Alison Kafer is a professor of feminist studies at Southwestern University, where she also teaches in the environmental studies and race & ethnicity studies programs. She is the author of the book Feminist, Queer, Crip (Indiana, 2013) and of essays in a number of journals and anthologies, including Disability Studies Quarterly, Feminist Disability Studies, the Journal of Literary and Cultural Disability Studies, South Atlantic Quarterly, and Sex and Disability. She is currently working on the question of what comes after crip and disability by engaging concepts of haunting, skin, trauma, and crip cultural production.
At the intersection of theatre, performance and media arts, the practice of Émilie Monnet centres on questions of identity, memory, history and transformation. Her works privilege collaborative processes of creation, and are typically presented as interdisciplinary theatre or immersive performance experiences. In 2011, she founded ONISHKA with the aim of creating shows born from unique collaborations between artists of different cultures and disciplines. As a playwright and director, she is the artist in residence at Centre du Théâtre d’Aujourd’hui until 2021. This Time Will Be Different, her most recent installation performance co-created together with choreographer Lara Kramer, will be presented at FTA this coming June (2019). Since 2016, she produces Indigenous Contemporary Scene (ICS), a nomadic platform for the presentation of live arts and creative exchanges between Indigenous artists and communities. ICS’s upcoming edition will take place in Edinburgh, Scotland, next August. Émilie’s heritage is Anishnaabe and French and and she lives in Tiohtià:ke / Mooniyaang / Montréal.
Ash McAskill is an ally and academic in the disability arts and theatre community, and a slow theatre practitioner. Ash has worked with disabled artists across Canada to mobilize against the current ableism that exists in the performing arts. Her dissertation entitled, “The Atypique Approach: Disability Aesthetics and Theatre-Making in Montréal, Québec and Vancouver, British Columbia” explored how neurodiverse artists are changing understandings of disability and theatre practises in Canada. Currently Ash is living between Guelph, Ontario and Montréal, Québec for a 2-year postdoc funded by the Fonds de Recherche du Québec at the University of Guelph’s ReVision: The Centre for Art and Social Justice. Her project, “Slow Journeys,” explores slowness as a method to challenge ableism and ageism caused by turbo-capitalism. The central question to her project if speed is the problem, then in what ways is the modulation of this speed or acts of “slowness” a possible solution. Slow Journeys examines whether slowness can be generative for creating a meaningful rhythm in which many human communities can feel welcome.
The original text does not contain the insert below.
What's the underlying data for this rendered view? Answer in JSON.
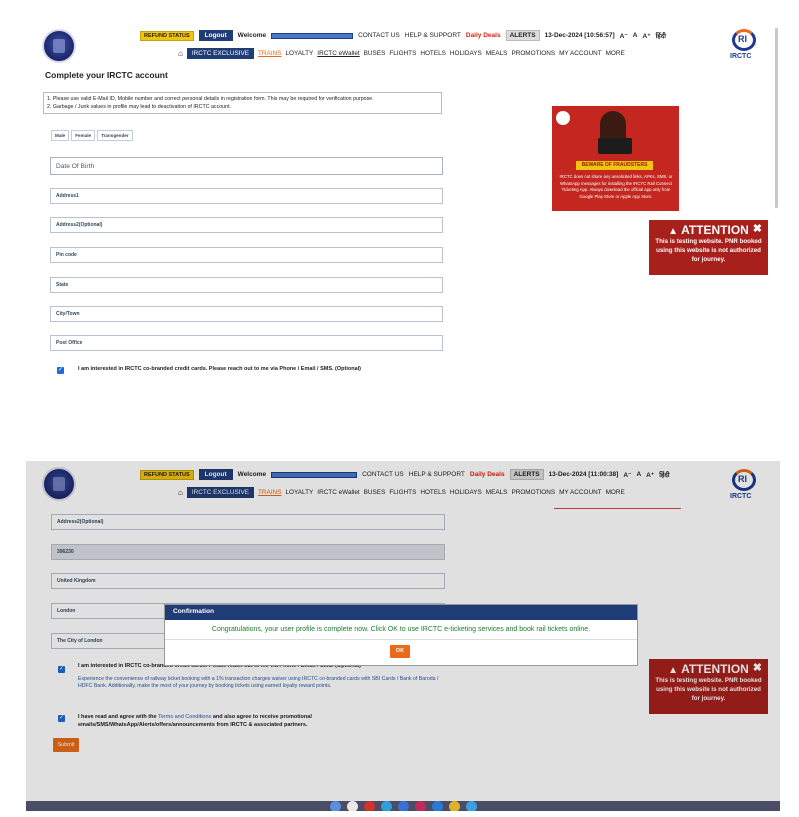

Menka Nagrani is a multidisciplinary artist who weaves together dance, theatre and music. She has a Master’s degree in theatre and a bachelor’s degree in dance and cultural studies from University of Quebec in Montreal and also studied singing and classical piano. She founded Les Productions des pieds des mains in 2004 and has since created numerous socially engaged dance-theatre productions and short films that stage atypical artists. Menka Nagrani is a multidisciplinary artist who weaves together dance, theatre and music. She has a Master’s degree in theatre and a bachelor’s degree in dance and cultural studies from University of Quebec in Montreal and also studied singing and classical piano. She founded Les Productions des pieds des mains in 2004 and has since created numerous socially engaged dance-theatre productions and short films that stage atypical artists.